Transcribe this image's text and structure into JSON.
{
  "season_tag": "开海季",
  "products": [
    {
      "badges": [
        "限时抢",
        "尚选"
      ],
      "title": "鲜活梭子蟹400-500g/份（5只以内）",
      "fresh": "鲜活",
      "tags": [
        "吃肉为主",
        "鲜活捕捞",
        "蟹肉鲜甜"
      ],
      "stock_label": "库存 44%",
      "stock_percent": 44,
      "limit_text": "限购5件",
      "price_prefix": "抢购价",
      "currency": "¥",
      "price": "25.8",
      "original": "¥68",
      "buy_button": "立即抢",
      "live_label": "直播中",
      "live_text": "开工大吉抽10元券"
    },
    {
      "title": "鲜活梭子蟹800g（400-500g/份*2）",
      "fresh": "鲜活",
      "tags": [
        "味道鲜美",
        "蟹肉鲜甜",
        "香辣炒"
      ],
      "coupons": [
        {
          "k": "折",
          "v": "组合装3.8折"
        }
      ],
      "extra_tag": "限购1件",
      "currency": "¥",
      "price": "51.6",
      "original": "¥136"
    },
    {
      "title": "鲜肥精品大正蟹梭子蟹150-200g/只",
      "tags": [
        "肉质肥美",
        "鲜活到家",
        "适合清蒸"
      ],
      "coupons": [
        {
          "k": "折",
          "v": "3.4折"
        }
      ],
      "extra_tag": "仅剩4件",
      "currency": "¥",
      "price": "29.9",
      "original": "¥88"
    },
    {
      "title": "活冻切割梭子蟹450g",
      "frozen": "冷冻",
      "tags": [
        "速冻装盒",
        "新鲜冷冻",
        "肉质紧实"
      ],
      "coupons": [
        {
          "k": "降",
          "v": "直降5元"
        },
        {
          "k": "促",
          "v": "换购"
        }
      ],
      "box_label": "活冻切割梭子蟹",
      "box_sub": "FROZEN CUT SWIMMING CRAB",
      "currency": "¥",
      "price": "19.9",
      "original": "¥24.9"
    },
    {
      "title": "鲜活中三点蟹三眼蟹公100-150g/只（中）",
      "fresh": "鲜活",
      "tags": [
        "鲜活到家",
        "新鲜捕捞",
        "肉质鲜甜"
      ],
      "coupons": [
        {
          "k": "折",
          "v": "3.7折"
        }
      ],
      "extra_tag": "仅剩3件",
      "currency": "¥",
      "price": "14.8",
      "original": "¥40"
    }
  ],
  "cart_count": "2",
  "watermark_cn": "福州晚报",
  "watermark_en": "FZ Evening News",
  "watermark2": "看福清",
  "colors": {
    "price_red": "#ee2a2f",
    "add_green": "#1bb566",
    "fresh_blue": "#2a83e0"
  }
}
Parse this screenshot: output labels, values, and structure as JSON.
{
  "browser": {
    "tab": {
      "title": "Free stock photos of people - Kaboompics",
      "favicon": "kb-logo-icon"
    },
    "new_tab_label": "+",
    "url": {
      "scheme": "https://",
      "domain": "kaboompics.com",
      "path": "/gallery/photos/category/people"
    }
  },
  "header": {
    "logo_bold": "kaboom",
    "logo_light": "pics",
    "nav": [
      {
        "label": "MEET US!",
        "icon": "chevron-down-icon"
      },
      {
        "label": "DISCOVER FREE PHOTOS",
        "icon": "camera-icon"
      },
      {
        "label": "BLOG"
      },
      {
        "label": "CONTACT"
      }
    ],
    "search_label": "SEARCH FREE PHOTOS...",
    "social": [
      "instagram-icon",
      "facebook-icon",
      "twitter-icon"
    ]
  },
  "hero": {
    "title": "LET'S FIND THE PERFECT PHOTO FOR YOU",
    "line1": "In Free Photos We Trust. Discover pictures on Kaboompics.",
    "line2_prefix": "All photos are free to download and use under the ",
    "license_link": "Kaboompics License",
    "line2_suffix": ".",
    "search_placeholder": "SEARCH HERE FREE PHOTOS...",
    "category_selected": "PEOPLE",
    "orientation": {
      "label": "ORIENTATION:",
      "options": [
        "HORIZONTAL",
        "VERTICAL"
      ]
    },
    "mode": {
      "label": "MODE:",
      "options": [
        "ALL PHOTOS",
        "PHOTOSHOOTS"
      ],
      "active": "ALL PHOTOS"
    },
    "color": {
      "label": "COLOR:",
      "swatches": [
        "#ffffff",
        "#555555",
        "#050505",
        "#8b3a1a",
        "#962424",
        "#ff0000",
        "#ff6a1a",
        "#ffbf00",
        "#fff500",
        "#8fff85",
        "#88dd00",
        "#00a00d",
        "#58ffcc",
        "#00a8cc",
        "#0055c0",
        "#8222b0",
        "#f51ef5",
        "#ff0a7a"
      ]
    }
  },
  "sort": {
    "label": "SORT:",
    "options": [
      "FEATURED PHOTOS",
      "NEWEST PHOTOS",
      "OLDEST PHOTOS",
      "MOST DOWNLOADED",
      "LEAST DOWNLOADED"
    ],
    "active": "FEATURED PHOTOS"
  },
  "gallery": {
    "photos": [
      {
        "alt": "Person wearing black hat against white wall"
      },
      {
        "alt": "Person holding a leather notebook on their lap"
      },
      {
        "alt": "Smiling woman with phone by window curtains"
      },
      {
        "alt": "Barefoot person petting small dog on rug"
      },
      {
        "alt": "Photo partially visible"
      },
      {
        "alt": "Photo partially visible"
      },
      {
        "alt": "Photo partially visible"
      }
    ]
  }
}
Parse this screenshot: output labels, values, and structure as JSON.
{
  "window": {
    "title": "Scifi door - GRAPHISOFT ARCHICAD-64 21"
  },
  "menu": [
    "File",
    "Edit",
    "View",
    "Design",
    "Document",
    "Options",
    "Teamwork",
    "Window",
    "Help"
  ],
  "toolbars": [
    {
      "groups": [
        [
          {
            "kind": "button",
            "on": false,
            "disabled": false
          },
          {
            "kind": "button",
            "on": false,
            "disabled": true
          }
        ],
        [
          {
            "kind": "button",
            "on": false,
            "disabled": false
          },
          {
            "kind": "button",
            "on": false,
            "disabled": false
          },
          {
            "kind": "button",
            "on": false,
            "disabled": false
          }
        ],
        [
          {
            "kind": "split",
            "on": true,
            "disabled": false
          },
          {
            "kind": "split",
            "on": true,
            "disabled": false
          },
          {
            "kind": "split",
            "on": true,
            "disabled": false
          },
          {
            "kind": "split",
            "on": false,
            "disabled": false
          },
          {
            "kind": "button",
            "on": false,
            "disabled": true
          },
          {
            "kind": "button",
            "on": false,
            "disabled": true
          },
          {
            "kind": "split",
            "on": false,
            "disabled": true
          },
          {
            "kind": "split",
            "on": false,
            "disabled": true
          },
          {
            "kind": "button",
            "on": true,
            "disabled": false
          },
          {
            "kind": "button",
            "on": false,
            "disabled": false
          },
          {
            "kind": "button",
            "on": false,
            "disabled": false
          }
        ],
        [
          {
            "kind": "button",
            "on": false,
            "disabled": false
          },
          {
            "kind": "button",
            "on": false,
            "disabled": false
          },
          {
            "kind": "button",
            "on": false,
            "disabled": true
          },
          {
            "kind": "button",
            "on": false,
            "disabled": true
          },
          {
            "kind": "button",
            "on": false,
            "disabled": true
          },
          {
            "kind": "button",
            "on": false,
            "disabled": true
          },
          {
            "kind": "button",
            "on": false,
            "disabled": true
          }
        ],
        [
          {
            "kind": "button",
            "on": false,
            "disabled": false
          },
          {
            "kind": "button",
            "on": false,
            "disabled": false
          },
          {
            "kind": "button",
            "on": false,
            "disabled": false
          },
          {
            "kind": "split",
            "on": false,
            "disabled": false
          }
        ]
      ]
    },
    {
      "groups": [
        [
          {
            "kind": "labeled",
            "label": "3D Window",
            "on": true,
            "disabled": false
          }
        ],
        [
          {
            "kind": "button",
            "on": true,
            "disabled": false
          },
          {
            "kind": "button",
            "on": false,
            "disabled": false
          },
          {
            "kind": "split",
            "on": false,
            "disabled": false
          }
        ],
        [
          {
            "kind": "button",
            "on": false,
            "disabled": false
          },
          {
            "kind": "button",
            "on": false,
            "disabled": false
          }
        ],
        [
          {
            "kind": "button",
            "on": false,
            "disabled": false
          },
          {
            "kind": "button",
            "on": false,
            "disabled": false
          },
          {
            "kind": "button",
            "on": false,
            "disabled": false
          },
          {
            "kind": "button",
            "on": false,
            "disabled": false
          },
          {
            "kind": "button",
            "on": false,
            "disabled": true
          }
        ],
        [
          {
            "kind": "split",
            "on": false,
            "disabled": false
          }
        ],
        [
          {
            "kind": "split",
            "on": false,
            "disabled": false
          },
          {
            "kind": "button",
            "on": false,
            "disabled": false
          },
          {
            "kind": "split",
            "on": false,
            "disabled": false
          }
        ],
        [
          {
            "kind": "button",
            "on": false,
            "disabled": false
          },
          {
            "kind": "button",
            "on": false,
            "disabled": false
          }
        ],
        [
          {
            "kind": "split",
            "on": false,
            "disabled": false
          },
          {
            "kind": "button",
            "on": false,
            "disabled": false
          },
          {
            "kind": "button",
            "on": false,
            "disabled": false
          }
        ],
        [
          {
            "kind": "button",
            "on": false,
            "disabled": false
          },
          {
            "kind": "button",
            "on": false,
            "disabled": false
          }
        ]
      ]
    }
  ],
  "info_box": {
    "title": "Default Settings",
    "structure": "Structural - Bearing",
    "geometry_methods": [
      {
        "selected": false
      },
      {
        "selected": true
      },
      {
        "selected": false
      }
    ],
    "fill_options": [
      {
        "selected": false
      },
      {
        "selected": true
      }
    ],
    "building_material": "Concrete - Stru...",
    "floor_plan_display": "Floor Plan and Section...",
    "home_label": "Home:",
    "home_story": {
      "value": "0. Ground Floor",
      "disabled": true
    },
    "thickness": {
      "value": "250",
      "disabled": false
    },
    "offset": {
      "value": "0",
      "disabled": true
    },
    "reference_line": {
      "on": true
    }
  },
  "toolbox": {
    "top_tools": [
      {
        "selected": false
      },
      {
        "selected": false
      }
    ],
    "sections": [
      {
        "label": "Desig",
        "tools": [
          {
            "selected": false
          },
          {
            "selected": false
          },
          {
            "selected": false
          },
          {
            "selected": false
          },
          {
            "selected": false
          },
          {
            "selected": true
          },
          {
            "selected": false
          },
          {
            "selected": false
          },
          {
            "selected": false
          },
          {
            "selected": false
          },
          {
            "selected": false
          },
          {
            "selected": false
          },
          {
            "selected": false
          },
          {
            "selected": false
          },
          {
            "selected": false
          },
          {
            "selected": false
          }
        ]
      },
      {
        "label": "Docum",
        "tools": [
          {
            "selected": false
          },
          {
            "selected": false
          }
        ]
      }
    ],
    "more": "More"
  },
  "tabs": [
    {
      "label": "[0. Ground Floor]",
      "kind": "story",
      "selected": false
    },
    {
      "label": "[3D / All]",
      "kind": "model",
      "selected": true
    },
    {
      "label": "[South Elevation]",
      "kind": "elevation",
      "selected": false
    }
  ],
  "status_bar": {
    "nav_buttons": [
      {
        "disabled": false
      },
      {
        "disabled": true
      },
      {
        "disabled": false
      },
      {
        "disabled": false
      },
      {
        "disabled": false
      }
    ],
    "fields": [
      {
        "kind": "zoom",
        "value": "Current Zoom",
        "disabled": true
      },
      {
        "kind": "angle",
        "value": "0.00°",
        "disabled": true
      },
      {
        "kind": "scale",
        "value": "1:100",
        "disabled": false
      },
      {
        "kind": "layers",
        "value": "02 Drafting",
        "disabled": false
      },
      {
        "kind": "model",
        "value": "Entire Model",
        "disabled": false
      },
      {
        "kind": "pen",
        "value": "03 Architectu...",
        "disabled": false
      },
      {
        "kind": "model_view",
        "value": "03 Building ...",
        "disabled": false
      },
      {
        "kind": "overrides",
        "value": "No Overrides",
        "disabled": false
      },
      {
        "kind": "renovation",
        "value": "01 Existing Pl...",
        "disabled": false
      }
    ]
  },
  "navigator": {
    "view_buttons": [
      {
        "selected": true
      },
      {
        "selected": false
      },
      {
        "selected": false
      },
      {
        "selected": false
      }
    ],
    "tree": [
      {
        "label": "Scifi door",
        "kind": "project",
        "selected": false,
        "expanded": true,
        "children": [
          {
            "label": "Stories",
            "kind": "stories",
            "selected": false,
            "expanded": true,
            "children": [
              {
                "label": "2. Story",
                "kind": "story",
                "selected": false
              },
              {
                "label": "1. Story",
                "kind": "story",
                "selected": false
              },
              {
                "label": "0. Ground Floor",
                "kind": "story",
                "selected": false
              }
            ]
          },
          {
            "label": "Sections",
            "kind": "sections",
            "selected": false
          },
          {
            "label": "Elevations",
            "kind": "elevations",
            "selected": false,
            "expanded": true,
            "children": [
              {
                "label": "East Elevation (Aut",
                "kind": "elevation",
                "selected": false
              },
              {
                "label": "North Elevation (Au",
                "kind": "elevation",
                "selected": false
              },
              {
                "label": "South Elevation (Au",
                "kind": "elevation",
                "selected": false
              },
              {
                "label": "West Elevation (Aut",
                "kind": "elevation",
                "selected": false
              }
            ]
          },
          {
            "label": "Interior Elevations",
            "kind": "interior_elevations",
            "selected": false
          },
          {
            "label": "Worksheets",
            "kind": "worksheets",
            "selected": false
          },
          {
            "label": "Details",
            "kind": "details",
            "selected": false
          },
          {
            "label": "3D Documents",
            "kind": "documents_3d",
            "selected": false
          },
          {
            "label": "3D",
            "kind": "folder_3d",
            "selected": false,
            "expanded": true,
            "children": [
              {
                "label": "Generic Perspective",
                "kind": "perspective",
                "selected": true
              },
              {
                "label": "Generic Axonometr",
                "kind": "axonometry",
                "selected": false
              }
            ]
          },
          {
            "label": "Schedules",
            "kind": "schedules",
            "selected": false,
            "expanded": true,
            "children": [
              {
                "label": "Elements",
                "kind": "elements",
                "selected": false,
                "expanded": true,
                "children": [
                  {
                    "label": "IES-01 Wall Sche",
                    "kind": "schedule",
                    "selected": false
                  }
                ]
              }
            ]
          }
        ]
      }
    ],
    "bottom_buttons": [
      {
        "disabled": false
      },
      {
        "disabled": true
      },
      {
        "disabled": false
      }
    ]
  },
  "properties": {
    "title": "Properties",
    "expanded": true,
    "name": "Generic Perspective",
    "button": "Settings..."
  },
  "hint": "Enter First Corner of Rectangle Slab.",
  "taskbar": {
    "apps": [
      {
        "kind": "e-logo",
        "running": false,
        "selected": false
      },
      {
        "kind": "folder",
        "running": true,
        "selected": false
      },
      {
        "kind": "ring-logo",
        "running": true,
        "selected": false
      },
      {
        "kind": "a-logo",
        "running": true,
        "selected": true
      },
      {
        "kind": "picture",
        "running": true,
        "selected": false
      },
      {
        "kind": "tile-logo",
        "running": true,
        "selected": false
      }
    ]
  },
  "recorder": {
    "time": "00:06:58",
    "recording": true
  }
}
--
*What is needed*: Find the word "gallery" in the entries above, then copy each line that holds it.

*Exercise result*:
      "path": "/gallery/photos/category/people"
  "gallery": {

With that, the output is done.